• _Required work_: Take the line that contains "Transcribe this image's" and each one after it through the last line below, and retype them exactly. Leave out the pictures.

Website and app data records:
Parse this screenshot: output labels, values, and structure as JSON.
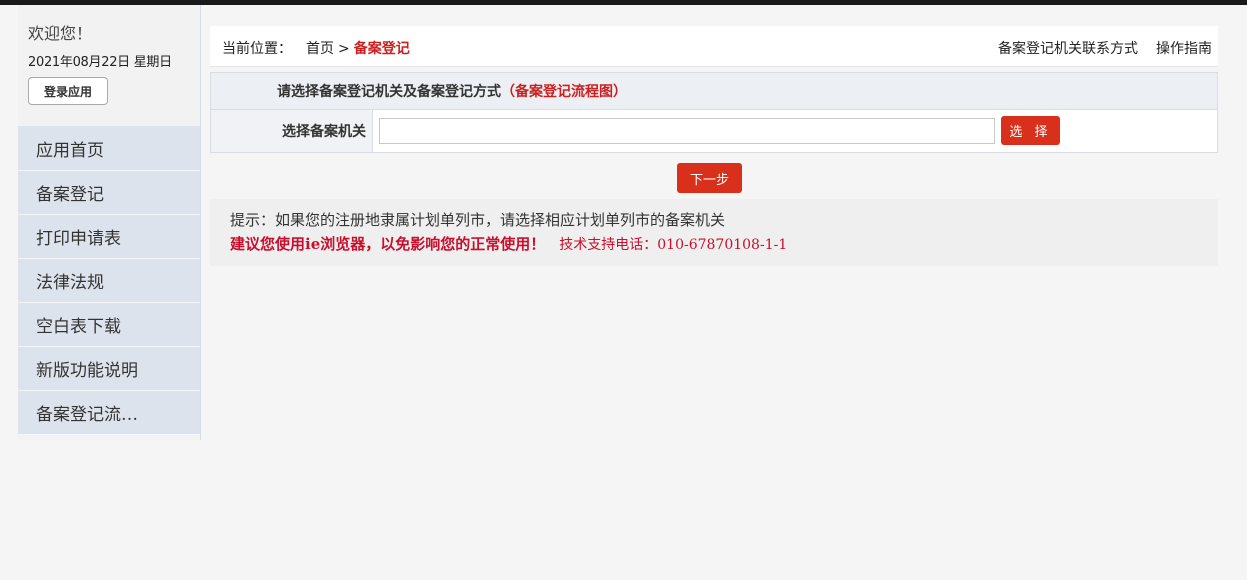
{
  "sidebar": {
    "welcome": "欢迎您！",
    "date": "2021年08月22日  星期日",
    "login_label": "登录应用",
    "items": [
      {
        "label": "应用首页"
      },
      {
        "label": "备案登记"
      },
      {
        "label": "打印申请表"
      },
      {
        "label": "法律法规"
      },
      {
        "label": "空白表下载"
      },
      {
        "label": "新版功能说明"
      },
      {
        "label": "备案登记流…"
      }
    ]
  },
  "breadcrumb": {
    "prefix": "当前位置：",
    "home": "首页",
    "separator": ">",
    "current": "备案登记"
  },
  "top_links": {
    "contact": "备案登记机关联系方式",
    "guide": "操作指南"
  },
  "form": {
    "heading": "请选择备案登记机关及备案登记方式",
    "flow_link": "（备案登记流程图）",
    "org_label": "选择备案机关",
    "org_value": "",
    "select_label": "选 择"
  },
  "next_label": "下一步",
  "tips": {
    "hint": "提示：如果您的注册地隶属计划单列市，请选择相应计划单列市的备案机关",
    "warning": "建议您使用ie浏览器，以免影响您的正常使用！",
    "support": "技术支持电话：010-67870108-1-1"
  },
  "colors": {
    "accent_red": "#d9301c",
    "sidebar_item_bg": "#dde3ec"
  }
}
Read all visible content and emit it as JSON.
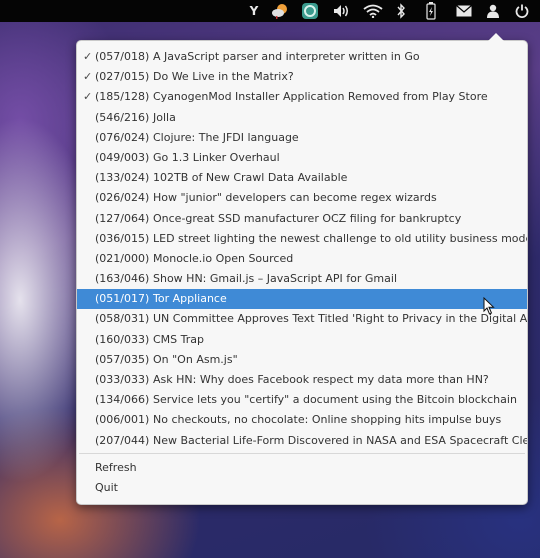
{
  "menu": {
    "items": [
      {
        "checked": true,
        "counts": "(057/018)",
        "title": "A JavaScript parser and interpreter written in Go"
      },
      {
        "checked": true,
        "counts": "(027/015)",
        "title": "Do We Live in the Matrix?"
      },
      {
        "checked": true,
        "counts": "(185/128)",
        "title": "CyanogenMod Installer Application Removed from Play Store"
      },
      {
        "checked": false,
        "counts": "(546/216)",
        "title": "Jolla"
      },
      {
        "checked": false,
        "counts": "(076/024)",
        "title": "Clojure: The JFDI language"
      },
      {
        "checked": false,
        "counts": "(049/003)",
        "title": "Go 1.3 Linker Overhaul"
      },
      {
        "checked": false,
        "counts": "(133/024)",
        "title": "102TB of New Crawl Data Available"
      },
      {
        "checked": false,
        "counts": "(026/024)",
        "title": "How \"junior\" developers can become regex wizards"
      },
      {
        "checked": false,
        "counts": "(127/064)",
        "title": "Once-great SSD manufacturer OCZ filing for bankruptcy"
      },
      {
        "checked": false,
        "counts": "(036/015)",
        "title": "LED street lighting the newest challenge to old utility business models"
      },
      {
        "checked": false,
        "counts": "(021/000)",
        "title": "Monocle.io Open Sourced"
      },
      {
        "checked": false,
        "counts": "(163/046)",
        "title": "Show HN: Gmail.js – JavaScript API for Gmail"
      },
      {
        "checked": false,
        "counts": "(051/017)",
        "title": "Tor Appliance",
        "highlighted": true
      },
      {
        "checked": false,
        "counts": "(058/031)",
        "title": "UN Committee Approves Text Titled 'Right to Privacy in the Digital Age'"
      },
      {
        "checked": false,
        "counts": "(160/033)",
        "title": "CMS Trap"
      },
      {
        "checked": false,
        "counts": "(057/035)",
        "title": "On \"On Asm.js\""
      },
      {
        "checked": false,
        "counts": "(033/033)",
        "title": "Ask HN: Why does Facebook respect my data more than HN?"
      },
      {
        "checked": false,
        "counts": "(134/066)",
        "title": "Service lets you \"certify\" a document using the Bitcoin blockchain"
      },
      {
        "checked": false,
        "counts": "(006/001)",
        "title": "No checkouts, no chocolate: Online shopping hits impulse buys"
      },
      {
        "checked": false,
        "counts": "(207/044)",
        "title": "New Bacterial Life-Form Discovered in NASA and ESA Spacecraft Clean Rooms"
      }
    ],
    "refresh_label": "Refresh",
    "quit_label": "Quit"
  },
  "topbar": {
    "hn_indicator_label": "Y",
    "icons": [
      "hacker-news-indicator-icon",
      "weather-icon",
      "app-indicator-icon",
      "volume-icon",
      "wifi-icon",
      "bluetooth-icon",
      "battery-icon",
      "mail-icon",
      "user-icon",
      "power-icon"
    ]
  },
  "colors": {
    "highlight": "#3f8ad6",
    "menu_bg": "#f7f7f7",
    "topbar_bg": "#050505"
  }
}
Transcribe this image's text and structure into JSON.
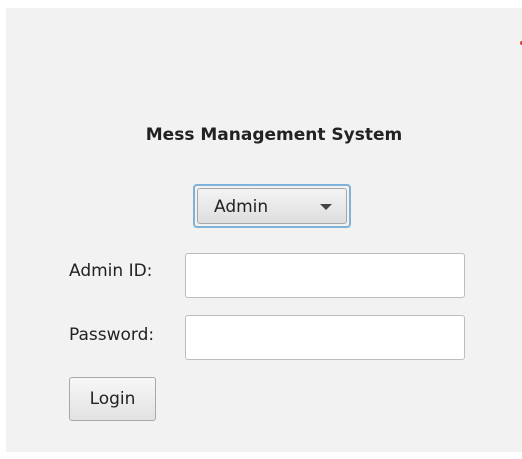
{
  "app": {
    "title": "Mess Management System"
  },
  "role_select": {
    "selected": "Admin",
    "icon": "chevron-down-icon"
  },
  "form": {
    "id_label": "Admin ID:",
    "id_value": "",
    "password_label": "Password:",
    "password_value": ""
  },
  "actions": {
    "login_label": "Login"
  },
  "colors": {
    "focus_ring": "#7fb2d9",
    "background": "#f2f2f2",
    "indicator_dot": "#e53935"
  }
}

• _Reply to the task_:
Transcribe this image's text and structure into JSON.
{
  "app": {
    "title": "Mess Management System"
  },
  "role_select": {
    "selected": "Admin",
    "icon": "chevron-down-icon"
  },
  "form": {
    "id_label": "Admin ID:",
    "id_value": "",
    "password_label": "Password:",
    "password_value": ""
  },
  "actions": {
    "login_label": "Login"
  },
  "colors": {
    "focus_ring": "#7fb2d9",
    "background": "#f2f2f2",
    "indicator_dot": "#e53935"
  }
}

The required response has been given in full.